§ **RECORDS TO PROCESS**
- - - -

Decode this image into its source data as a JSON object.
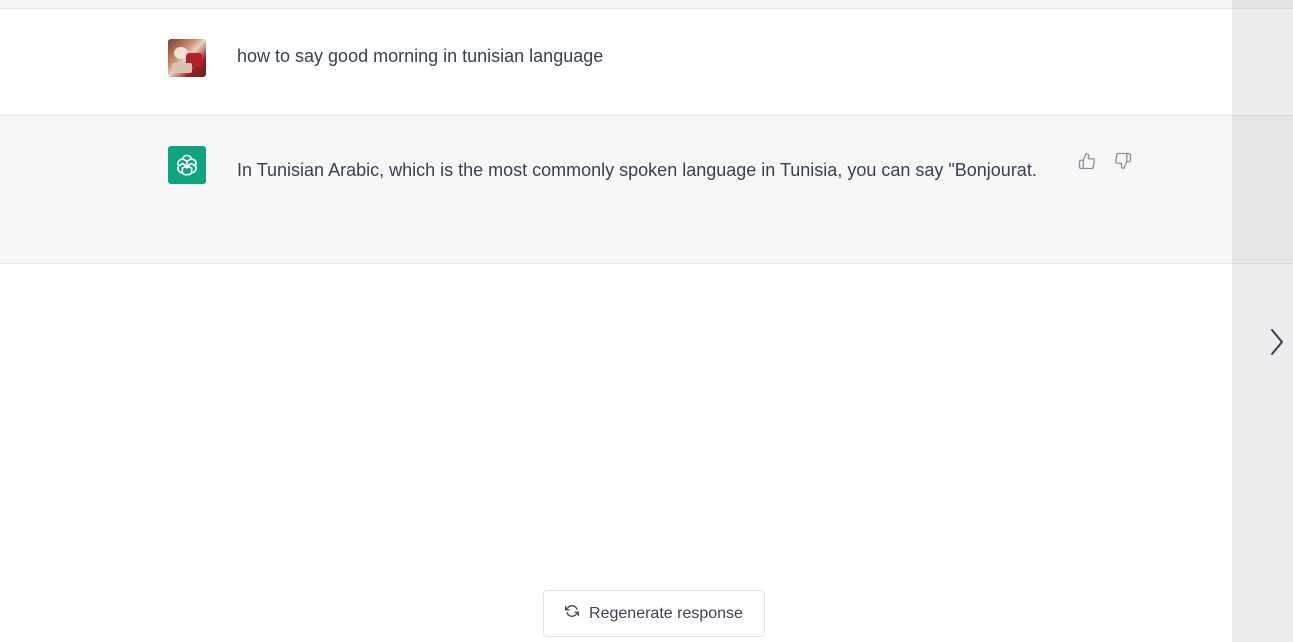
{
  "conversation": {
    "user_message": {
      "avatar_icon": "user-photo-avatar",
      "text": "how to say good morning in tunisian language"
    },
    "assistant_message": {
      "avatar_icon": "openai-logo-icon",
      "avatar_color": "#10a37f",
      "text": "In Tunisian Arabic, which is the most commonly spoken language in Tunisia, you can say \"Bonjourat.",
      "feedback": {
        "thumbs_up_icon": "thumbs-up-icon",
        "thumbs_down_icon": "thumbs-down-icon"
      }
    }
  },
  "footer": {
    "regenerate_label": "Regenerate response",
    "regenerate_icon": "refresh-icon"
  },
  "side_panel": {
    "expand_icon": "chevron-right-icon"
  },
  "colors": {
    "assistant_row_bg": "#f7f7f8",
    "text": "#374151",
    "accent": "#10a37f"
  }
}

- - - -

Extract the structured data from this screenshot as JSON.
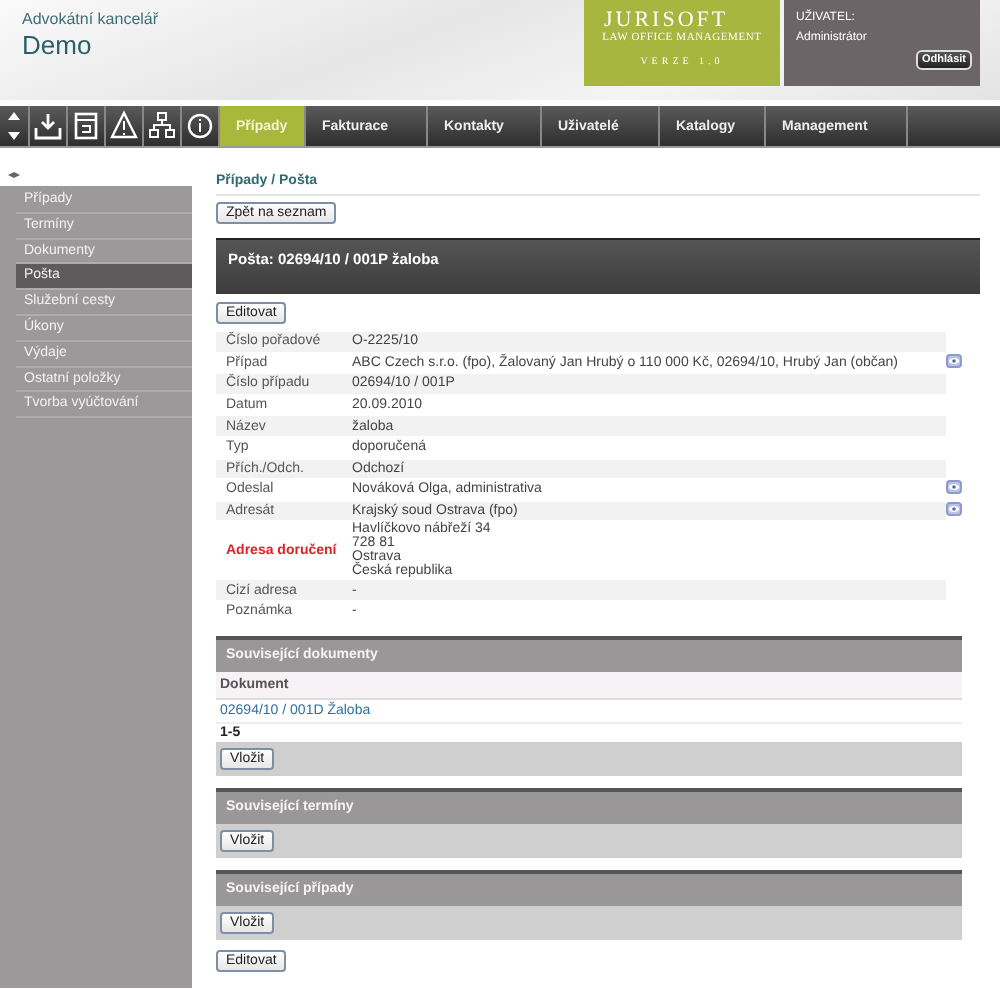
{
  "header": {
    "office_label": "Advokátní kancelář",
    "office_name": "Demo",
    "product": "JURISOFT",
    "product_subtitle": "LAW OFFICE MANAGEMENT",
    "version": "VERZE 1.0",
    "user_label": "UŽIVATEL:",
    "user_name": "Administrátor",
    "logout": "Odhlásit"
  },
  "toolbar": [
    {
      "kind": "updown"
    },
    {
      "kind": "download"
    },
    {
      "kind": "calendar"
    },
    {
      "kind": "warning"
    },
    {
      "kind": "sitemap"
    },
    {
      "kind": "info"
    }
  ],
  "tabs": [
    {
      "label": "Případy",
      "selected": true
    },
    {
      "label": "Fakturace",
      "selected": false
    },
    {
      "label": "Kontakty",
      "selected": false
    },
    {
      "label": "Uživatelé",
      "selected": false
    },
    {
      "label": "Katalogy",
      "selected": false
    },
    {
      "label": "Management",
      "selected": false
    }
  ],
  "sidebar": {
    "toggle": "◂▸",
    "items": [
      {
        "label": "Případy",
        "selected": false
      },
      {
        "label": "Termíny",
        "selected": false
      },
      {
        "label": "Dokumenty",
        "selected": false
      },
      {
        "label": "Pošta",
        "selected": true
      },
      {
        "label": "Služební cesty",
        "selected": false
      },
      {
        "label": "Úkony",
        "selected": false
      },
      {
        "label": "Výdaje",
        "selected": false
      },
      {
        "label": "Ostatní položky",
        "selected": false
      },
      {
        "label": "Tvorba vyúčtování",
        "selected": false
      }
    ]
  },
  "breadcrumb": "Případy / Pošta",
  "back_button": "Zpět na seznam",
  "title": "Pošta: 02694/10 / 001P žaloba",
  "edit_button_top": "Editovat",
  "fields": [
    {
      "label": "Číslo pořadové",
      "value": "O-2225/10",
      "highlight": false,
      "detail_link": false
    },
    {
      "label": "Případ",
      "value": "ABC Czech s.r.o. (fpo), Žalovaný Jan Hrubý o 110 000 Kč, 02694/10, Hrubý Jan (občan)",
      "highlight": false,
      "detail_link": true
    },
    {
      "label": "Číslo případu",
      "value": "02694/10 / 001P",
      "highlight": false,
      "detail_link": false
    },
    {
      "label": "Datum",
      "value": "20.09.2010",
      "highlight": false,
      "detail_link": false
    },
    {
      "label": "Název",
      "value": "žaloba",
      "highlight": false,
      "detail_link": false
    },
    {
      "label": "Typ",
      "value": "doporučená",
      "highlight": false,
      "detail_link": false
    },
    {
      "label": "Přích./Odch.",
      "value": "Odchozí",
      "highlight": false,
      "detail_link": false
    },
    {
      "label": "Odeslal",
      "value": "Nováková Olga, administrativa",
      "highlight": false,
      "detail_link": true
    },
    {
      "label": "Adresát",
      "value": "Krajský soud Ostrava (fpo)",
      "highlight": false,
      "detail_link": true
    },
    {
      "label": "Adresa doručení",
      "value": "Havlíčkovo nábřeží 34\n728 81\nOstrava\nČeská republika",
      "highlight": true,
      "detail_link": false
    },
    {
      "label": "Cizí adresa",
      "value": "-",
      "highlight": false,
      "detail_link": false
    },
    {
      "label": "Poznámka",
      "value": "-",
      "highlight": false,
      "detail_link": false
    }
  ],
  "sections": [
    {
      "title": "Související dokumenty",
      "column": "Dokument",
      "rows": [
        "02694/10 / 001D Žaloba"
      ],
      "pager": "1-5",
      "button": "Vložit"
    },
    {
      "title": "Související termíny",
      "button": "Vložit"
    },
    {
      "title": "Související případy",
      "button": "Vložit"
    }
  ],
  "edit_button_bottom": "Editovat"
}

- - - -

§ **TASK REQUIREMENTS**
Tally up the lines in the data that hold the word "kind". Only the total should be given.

§ **ANSWER SECTION**
6